NFC duplicates RFID’s feat by reading smart tags, thanks to its read/write operation mode. But in addition to read/write capabilities, NFC has two other modes, both of which involve dynamic, two-way communication: card emulation and P2P (peer-to-peer). That’s where smartphones and other NFC-capable devices come into play.
NFC is based on the same protocol as RFID—and both passive RFID and NFC operate in the same 13.56 MHz frequency—but the use cases are entirely different. So while NFC is an excellent data transmission and exchange medium, it isn’t appropriate or even remotely viable for asset location management. Here’s why.
In radio communications, “the near field” refers to the area close to an antenna where the magnetic field being produced is detectable. NFC applications need to be within an inch or two (sometimes only a few centimeters) from the reader, which allows efficient transmission of energy.
NFC is almost exclusively used for high-speed data transfer between two electronic systems, like a smartphone and a payment reader in the checkout line, or two smartphones exchanging data, for example.
NFC has two particularly noteworthy features.
First, NFC enables bi-directional communication through dual-mode hardware, so a device can act as both a reader and a tag. For example, you can “bump” two Android phones together and exchange information using the NFC standard, or set up a secure session to exchange crypto for payment.
Second, NFC allows communication from passive tags. For example, when you place your NFC-enabled credit card on a tap-to-pay credit card terminal, the energy from the NFC reader sends a burst of energy and excites the NFC chip in the card. At the same time the reader is verifying the card, the card is ensuring that the reader is valid.

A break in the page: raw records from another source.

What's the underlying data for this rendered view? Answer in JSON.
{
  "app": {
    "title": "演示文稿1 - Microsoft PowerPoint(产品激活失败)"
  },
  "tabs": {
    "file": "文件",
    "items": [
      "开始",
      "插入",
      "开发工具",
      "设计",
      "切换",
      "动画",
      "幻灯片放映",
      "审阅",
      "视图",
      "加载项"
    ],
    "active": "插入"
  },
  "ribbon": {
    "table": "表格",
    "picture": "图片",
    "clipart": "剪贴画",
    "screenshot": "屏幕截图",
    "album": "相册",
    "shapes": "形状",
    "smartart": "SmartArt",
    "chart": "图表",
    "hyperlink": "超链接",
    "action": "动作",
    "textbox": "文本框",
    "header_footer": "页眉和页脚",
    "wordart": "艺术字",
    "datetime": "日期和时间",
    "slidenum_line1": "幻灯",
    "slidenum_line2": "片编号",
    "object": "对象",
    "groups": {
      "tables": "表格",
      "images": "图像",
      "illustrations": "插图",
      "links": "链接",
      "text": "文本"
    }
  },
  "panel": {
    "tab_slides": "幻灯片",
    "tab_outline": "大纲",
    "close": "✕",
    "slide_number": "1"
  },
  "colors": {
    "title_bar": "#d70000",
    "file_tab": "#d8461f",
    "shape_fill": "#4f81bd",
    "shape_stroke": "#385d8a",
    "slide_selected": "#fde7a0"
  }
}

This kind of two-way processing isn’t something you can do with passive RFID; when the passive reader sends out a burst of energy, the passive RFID tag can only transmit back a number.

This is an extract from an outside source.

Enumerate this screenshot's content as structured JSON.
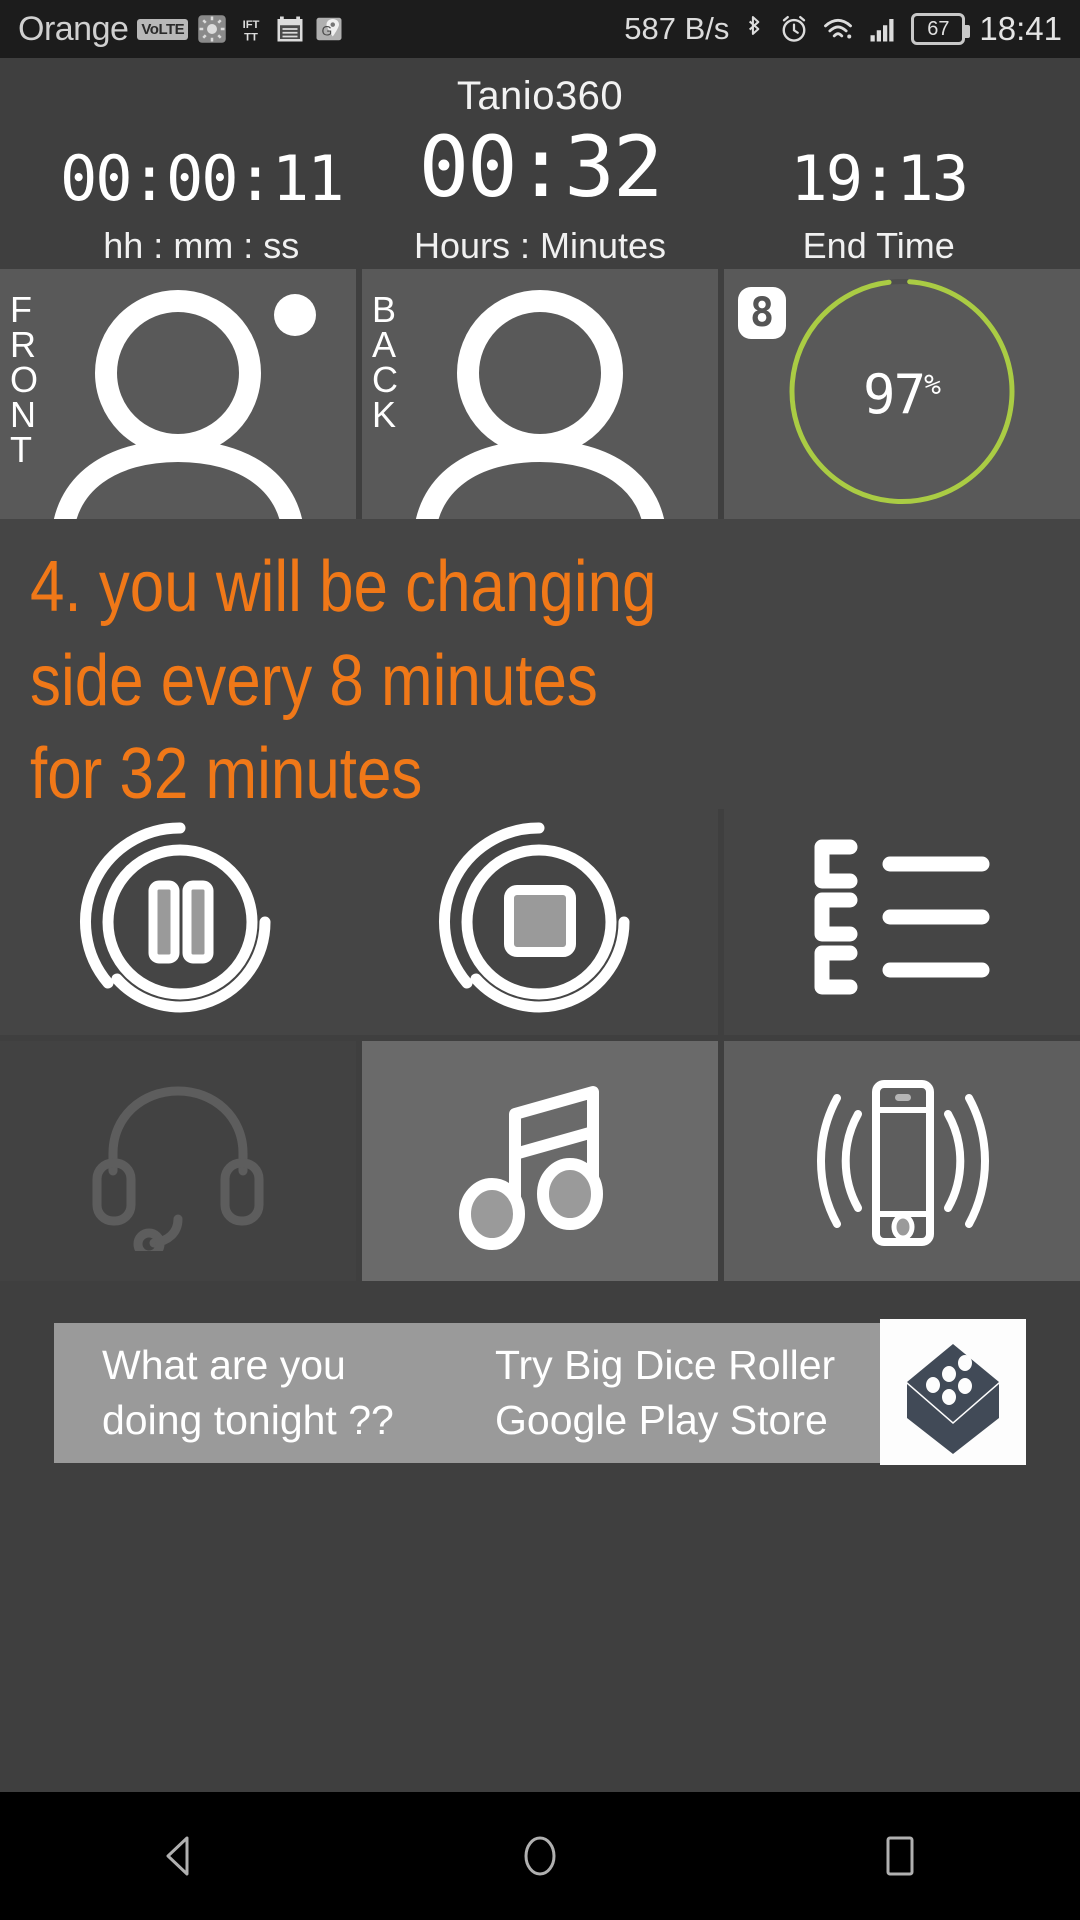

NFC therefore shares many physical properties with RFID such as one way communication and the ability to communicate without a direct line of sight. There are however three key differences.
1. NFC is capable of two way communication and can therefore be used for more complex interactions such as card emulation and peer-to-peer (P2P) sharing.
2. NFC is limited to communication at close proximity, typically a few cm, although distances up to ten times this are theoretically possible.
3. Only a single NFC tag can be scanned at one time.
The requirement for close proximity can make NFC a more secure option. This, together with NFC’s ability for two way communications, has made it an ideal choice for contactless payments.
NFC technology provides secure, one-to-one coupling, making it useful for contactless payment applications such as ApplePay™. And because almost all smartphones function as NFC readers, NFC tags are popular in promotional labels and posters, and are also a good tool for personalized customer engagement.
RFID Vs. NFC Costs
It’s difficult to compare RFID (both passive and active) to NFC apples to apples, because the cost often depends on what you’re using the technology for. The NFC chip in your credit card, for example, is roughly equivalent to the cost of a passive RFID tag—both cost only pennies.
An NFC system becomes more expensive when is used for dual-mode technologies, like a smartphone application or credit card communicating with a credit card terminal. Keep in mind that most smartphones today have NFC chips built in, which minimizes cost for those creating an NFC-based system.
Passive RFID becomes more expensive if you require more high-power readers, which, as previously mentioned, is necessary if you want to use passive RFID for location management.
Active RFID becomes more expensive based on the types and number of tags, and the number of readers you deploy. Keep in mind that active RFID tags run anywhere from $5 to $15 apiece, and are battery powered.
At the end, NFC builds upon the standards of HF RFID and turns the limitations of its operating frequency into a unique feature of near-field communication.